### [Exercise description]
Would you write out all of the entries below, exactly as they stand?

BEGIN Information given

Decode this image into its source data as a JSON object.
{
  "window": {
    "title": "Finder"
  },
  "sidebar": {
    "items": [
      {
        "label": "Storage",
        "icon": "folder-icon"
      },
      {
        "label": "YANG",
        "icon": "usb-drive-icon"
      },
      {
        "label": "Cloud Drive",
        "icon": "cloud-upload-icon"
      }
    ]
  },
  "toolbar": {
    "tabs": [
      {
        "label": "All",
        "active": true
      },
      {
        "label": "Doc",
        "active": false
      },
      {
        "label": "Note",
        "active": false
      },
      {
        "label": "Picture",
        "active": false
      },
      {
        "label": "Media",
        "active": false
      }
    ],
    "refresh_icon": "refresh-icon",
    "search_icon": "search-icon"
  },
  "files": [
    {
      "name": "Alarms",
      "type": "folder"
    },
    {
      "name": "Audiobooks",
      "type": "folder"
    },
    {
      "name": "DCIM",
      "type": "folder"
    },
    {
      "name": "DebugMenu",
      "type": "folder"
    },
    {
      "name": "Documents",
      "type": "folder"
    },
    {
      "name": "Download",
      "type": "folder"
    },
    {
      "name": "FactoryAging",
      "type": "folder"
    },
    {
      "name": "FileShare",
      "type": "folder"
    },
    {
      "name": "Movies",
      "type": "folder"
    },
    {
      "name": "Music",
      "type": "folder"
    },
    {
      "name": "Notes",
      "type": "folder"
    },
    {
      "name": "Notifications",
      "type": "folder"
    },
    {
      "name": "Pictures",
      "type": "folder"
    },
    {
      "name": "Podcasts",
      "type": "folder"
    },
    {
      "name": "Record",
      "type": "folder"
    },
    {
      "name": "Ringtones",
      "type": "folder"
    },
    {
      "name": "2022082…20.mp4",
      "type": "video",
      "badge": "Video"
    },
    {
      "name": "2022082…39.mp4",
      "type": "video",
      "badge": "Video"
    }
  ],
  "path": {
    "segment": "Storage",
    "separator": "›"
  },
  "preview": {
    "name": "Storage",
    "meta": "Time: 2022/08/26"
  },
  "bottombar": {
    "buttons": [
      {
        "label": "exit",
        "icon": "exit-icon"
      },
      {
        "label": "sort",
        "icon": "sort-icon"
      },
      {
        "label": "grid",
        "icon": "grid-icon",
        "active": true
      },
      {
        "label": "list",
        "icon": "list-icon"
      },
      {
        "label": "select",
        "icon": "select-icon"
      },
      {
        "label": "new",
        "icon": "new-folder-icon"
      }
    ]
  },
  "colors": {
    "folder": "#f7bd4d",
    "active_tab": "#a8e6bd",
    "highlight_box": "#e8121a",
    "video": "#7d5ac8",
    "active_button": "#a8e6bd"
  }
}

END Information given

### [Exercise response]
Decode this image into its source data as a JSON object.
{
  "window": {
    "title": "Finder"
  },
  "sidebar": {
    "items": [
      {
        "label": "Storage",
        "icon": "folder-icon"
      },
      {
        "label": "YANG",
        "icon": "usb-drive-icon"
      },
      {
        "label": "Cloud Drive",
        "icon": "cloud-upload-icon"
      }
    ]
  },
  "toolbar": {
    "tabs": [
      {
        "label": "All",
        "active": true
      },
      {
        "label": "Doc",
        "active": false
      },
      {
        "label": "Note",
        "active": false
      },
      {
        "label": "Picture",
        "active": false
      },
      {
        "label": "Media",
        "active": false
      }
    ],
    "refresh_icon": "refresh-icon",
    "search_icon": "search-icon"
  },
  "files": [
    {
      "name": "Alarms",
      "type": "folder"
    },
    {
      "name": "Audiobooks",
      "type": "folder"
    },
    {
      "name": "DCIM",
      "type": "folder"
    },
    {
      "name": "DebugMenu",
      "type": "folder"
    },
    {
      "name": "Documents",
      "type": "folder"
    },
    {
      "name": "Download",
      "type": "folder"
    },
    {
      "name": "FactoryAging",
      "type": "folder"
    },
    {
      "name": "FileShare",
      "type": "folder"
    },
    {
      "name": "Movies",
      "type": "folder"
    },
    {
      "name": "Music",
      "type": "folder"
    },
    {
      "name": "Notes",
      "type": "folder"
    },
    {
      "name": "Notifications",
      "type": "folder"
    },
    {
      "name": "Pictures",
      "type": "folder"
    },
    {
      "name": "Podcasts",
      "type": "folder"
    },
    {
      "name": "Record",
      "type": "folder"
    },
    {
      "name": "Ringtones",
      "type": "folder"
    },
    {
      "name": "2022082…20.mp4",
      "type": "video",
      "badge": "Video"
    },
    {
      "name": "2022082…39.mp4",
      "type": "video",
      "badge": "Video"
    }
  ],
  "path": {
    "segment": "Storage",
    "separator": "›"
  },
  "preview": {
    "name": "Storage",
    "meta": "Time: 2022/08/26"
  },
  "bottombar": {
    "buttons": [
      {
        "label": "exit",
        "icon": "exit-icon"
      },
      {
        "label": "sort",
        "icon": "sort-icon"
      },
      {
        "label": "grid",
        "icon": "grid-icon",
        "active": true
      },
      {
        "label": "list",
        "icon": "list-icon"
      },
      {
        "label": "select",
        "icon": "select-icon"
      },
      {
        "label": "new",
        "icon": "new-folder-icon"
      }
    ]
  },
  "colors": {
    "folder": "#f7bd4d",
    "active_tab": "#a8e6bd",
    "highlight_box": "#e8121a",
    "video": "#7d5ac8",
    "active_button": "#a8e6bd"
  }
}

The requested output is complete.